*** Opening of Material provided ***

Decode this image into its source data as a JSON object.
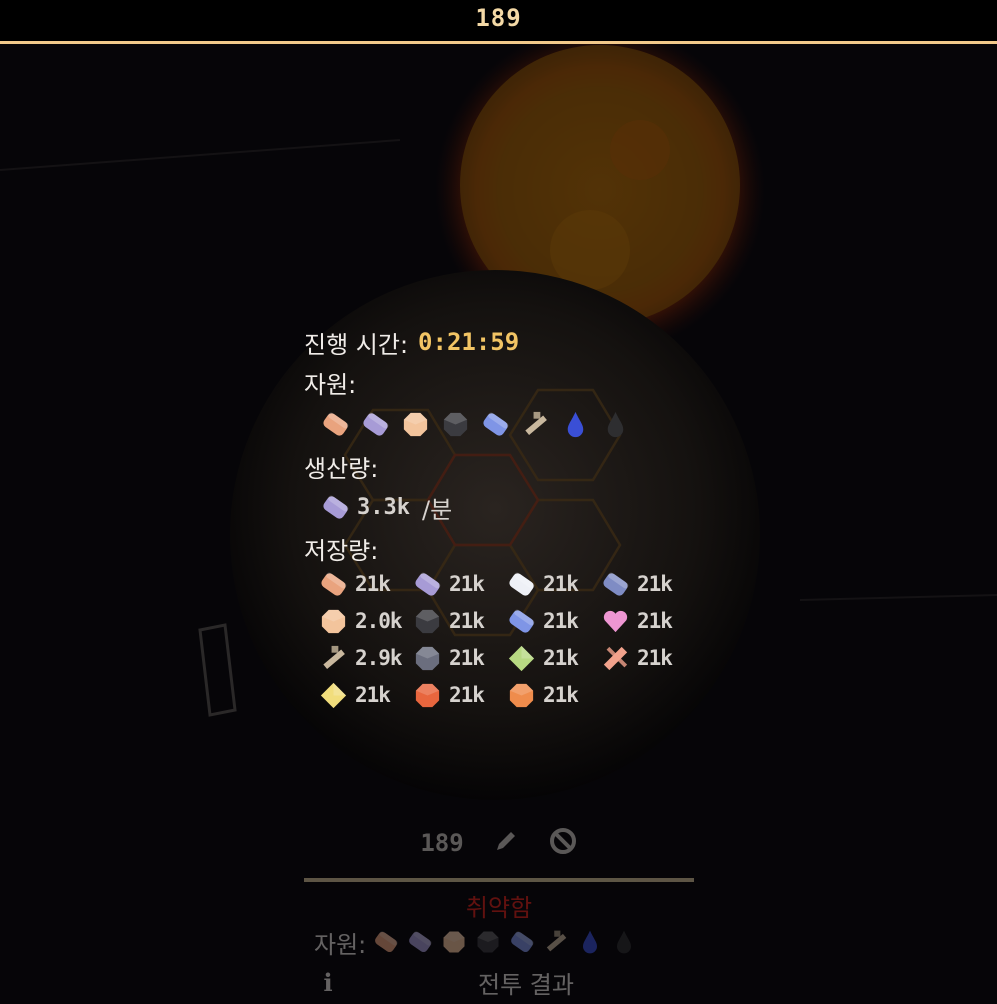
{
  "top_bar": {
    "value": "189"
  },
  "tooltip": {
    "time_label": "진행 시간:",
    "time_value": "0:21:59",
    "resources_label": "자원:",
    "resources": [
      {
        "icon": "copper-bar-icon",
        "color": "#e9a37e"
      },
      {
        "icon": "lead-bar-icon",
        "color": "#a79bd6"
      },
      {
        "icon": "sand-icon",
        "color": "#f3c49c"
      },
      {
        "icon": "coal-icon",
        "color": "#3b3b40"
      },
      {
        "icon": "titanium-icon",
        "color": "#7f95e6"
      },
      {
        "icon": "scrap-icon",
        "color": "#c9b89e"
      },
      {
        "icon": "water-drop-icon",
        "color": "#3a4fd6"
      },
      {
        "icon": "oil-drop-icon",
        "color": "#2e2e30"
      }
    ],
    "production_label": "생산량:",
    "production": [
      {
        "icon": "lead-bar-icon",
        "color": "#a79bd6",
        "value": "3.3k",
        "unit": "/분"
      }
    ],
    "storage_label": "저장량:",
    "storage": [
      {
        "icon": "copper-bar-icon",
        "color": "#e9a37e",
        "value": "21k"
      },
      {
        "icon": "lead-bar-icon",
        "color": "#a79bd6",
        "value": "21k"
      },
      {
        "icon": "metaglass-icon",
        "color": "#eef0f6",
        "value": "21k"
      },
      {
        "icon": "graphite-icon",
        "color": "#7f8cc4",
        "value": "21k"
      },
      {
        "icon": "sand-icon",
        "color": "#f3c49c",
        "value": "2.0k"
      },
      {
        "icon": "coal-icon",
        "color": "#3b3b40",
        "value": "21k"
      },
      {
        "icon": "titanium-icon",
        "color": "#7f95e6",
        "value": "21k"
      },
      {
        "icon": "thorium-icon",
        "color": "#ee96d2",
        "value": "21k"
      },
      {
        "icon": "scrap-icon",
        "color": "#c9b89e",
        "value": "2.9k"
      },
      {
        "icon": "silicon-icon",
        "color": "#6b6e7e",
        "value": "21k"
      },
      {
        "icon": "plastanium-icon",
        "color": "#b7d982",
        "value": "21k"
      },
      {
        "icon": "phase-fabric-icon",
        "color": "#f2a28c",
        "value": "21k"
      },
      {
        "icon": "surge-alloy-icon",
        "color": "#f1dd7c",
        "value": "21k"
      },
      {
        "icon": "spore-pod-icon",
        "color": "#e8663e",
        "value": "21k"
      },
      {
        "icon": "pyratite-icon",
        "color": "#ef8c4c",
        "value": "21k"
      }
    ]
  },
  "sector_panel": {
    "number": "189",
    "warning": "취약함",
    "resources_label": "자원:",
    "battle_result_label": "전투 결과"
  }
}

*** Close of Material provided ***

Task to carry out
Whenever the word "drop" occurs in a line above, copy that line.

Exercise answer
        "icon": "water-drop-icon",
        "icon": "oil-drop-icon",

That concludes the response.